**Task to complete:**
A word-for-word restatement of all the records is the required answer.

==============================

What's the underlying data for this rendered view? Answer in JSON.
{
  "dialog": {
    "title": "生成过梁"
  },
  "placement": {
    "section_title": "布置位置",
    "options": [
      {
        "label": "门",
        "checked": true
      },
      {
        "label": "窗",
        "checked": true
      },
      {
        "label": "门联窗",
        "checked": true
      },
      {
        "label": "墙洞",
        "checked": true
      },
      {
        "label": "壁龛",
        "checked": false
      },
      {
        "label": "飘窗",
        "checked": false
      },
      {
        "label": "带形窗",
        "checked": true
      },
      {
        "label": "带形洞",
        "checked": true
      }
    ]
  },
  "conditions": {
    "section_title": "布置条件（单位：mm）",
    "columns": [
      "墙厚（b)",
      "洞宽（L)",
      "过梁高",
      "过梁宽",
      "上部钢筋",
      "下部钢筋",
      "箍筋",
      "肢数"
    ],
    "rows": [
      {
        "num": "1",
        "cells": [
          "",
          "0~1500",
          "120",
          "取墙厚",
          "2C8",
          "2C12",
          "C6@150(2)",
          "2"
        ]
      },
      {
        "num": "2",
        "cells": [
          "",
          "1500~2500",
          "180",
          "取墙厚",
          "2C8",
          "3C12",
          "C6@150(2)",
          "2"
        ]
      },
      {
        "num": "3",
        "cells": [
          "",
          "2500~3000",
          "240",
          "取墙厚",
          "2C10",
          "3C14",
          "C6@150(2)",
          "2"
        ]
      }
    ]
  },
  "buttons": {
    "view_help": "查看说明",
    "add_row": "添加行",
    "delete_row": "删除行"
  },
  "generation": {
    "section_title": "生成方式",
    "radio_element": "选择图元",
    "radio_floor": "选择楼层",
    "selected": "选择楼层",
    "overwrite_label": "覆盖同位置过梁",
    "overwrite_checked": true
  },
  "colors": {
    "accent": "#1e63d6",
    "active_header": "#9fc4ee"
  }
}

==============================

**Answer section:**
What's the underlying data for this rendered view? Answer in JSON.
{
  "dialog": {
    "title": "生成过梁"
  },
  "placement": {
    "section_title": "布置位置",
    "options": [
      {
        "label": "门",
        "checked": true
      },
      {
        "label": "窗",
        "checked": true
      },
      {
        "label": "门联窗",
        "checked": true
      },
      {
        "label": "墙洞",
        "checked": true
      },
      {
        "label": "壁龛",
        "checked": false
      },
      {
        "label": "飘窗",
        "checked": false
      },
      {
        "label": "带形窗",
        "checked": true
      },
      {
        "label": "带形洞",
        "checked": true
      }
    ]
  },
  "conditions": {
    "section_title": "布置条件（单位：mm）",
    "columns": [
      "墙厚（b)",
      "洞宽（L)",
      "过梁高",
      "过梁宽",
      "上部钢筋",
      "下部钢筋",
      "箍筋",
      "肢数"
    ],
    "rows": [
      {
        "num": "1",
        "cells": [
          "",
          "0~1500",
          "120",
          "取墙厚",
          "2C8",
          "2C12",
          "C6@150(2)",
          "2"
        ]
      },
      {
        "num": "2",
        "cells": [
          "",
          "1500~2500",
          "180",
          "取墙厚",
          "2C8",
          "3C12",
          "C6@150(2)",
          "2"
        ]
      },
      {
        "num": "3",
        "cells": [
          "",
          "2500~3000",
          "240",
          "取墙厚",
          "2C10",
          "3C14",
          "C6@150(2)",
          "2"
        ]
      }
    ]
  },
  "buttons": {
    "view_help": "查看说明",
    "add_row": "添加行",
    "delete_row": "删除行"
  },
  "generation": {
    "section_title": "生成方式",
    "radio_element": "选择图元",
    "radio_floor": "选择楼层",
    "selected": "选择楼层",
    "overwrite_label": "覆盖同位置过梁",
    "overwrite_checked": true
  },
  "colors": {
    "accent": "#1e63d6",
    "active_header": "#9fc4ee"
  }
}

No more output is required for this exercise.